Flatshots are taken without the use of a mannequin – the product is photographed from above on a flat surface or on a hanger. Products with simple, uncomplicated cuts, such as t-shirts, dresses, pants or children’s clothes look especially good this way.


Flatshot photography works very well with brands whose aesthetics are associated with ease and lack of obligation. Linen fabrics, tracksuits, night pajamas or satin underwear are properly presented, while at the same time, the flatshots preserve their casual character.


In this type of photography there may be folds and small creases, which additionally emphasize the airiness of the presented clothes, but also highlight the texture and finish of the material.

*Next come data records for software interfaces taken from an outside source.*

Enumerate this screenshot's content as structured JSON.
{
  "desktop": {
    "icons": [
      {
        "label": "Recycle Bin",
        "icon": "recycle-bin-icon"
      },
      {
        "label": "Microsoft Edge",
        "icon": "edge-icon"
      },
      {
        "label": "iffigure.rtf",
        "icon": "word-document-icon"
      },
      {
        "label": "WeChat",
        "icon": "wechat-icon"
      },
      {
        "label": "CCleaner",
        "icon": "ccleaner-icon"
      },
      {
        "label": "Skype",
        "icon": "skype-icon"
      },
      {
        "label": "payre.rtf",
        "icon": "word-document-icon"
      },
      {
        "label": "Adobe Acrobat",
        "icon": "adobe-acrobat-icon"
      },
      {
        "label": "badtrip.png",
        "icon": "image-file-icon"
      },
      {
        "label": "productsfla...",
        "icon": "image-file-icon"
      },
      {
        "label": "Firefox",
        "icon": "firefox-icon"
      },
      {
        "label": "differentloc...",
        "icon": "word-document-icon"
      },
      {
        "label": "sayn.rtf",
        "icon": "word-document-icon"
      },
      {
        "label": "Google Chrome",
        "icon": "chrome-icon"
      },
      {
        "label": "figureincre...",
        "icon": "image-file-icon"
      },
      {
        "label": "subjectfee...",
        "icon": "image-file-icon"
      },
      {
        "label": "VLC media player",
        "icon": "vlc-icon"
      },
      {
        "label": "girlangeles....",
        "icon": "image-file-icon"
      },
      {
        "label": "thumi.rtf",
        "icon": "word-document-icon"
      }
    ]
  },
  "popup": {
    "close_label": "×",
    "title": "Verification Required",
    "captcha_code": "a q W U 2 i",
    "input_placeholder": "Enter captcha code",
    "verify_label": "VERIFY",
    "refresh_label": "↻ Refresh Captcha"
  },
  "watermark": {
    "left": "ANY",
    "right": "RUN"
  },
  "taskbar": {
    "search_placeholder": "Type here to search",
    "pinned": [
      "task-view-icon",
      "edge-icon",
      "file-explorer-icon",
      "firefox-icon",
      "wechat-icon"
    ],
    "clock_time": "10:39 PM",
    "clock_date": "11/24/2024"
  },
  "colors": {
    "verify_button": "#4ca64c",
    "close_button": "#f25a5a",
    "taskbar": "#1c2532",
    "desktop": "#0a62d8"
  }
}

You can show welts, pockets and any binding in a natural way, as they would look on a mannequin or model.


Again as in the case of packshots, the presented products are photographed on a white background, thanks to which the object of interest is sufficiently exposed and the edges properly highlighted. The obligatory point is to use a smooth surface, the structure of which will not disturb the texture of the clothes. Moreover, in order to bring out the shape of the photographed object, one side is exposed more strongly to get the effect of a small shadow outlining the clothes. This is especially useful in case of lace, where there is a risk of getting too flat picture, where the subject blends with the surroundings, and the lace itself is deprived of its natural lightness.


A flatshot is a photo which to a large extent resembles an arranged photograph. Although it is not enriched with accessories and proper composition, the use of both photos is very similar. Many times you can see such photos on social media. It is an incentive to purchase for users, such as instagram users who, seeing a loosely placed product, identify with the company’s aesthetic and are eager to make a purchase. Flatshots are not as rigidly defined as the packshots we all know. In this type of photography you can see clothes not only laid on the ground, but also on a hanger or hanging on the ropes, thus resembling hanging laundry. Their casual character does not mean, however, that the products will look sloppy. Again, as in the case of packshots, clothes are ironed and properly positioned before being photographed. Then during the postproduction all imperfections and unwanted folds are smoothed out, removed, until the effect satisfies the client.
Flatshots are a great way to add variety to a lookbook, they also work well as additional images for websites and social media.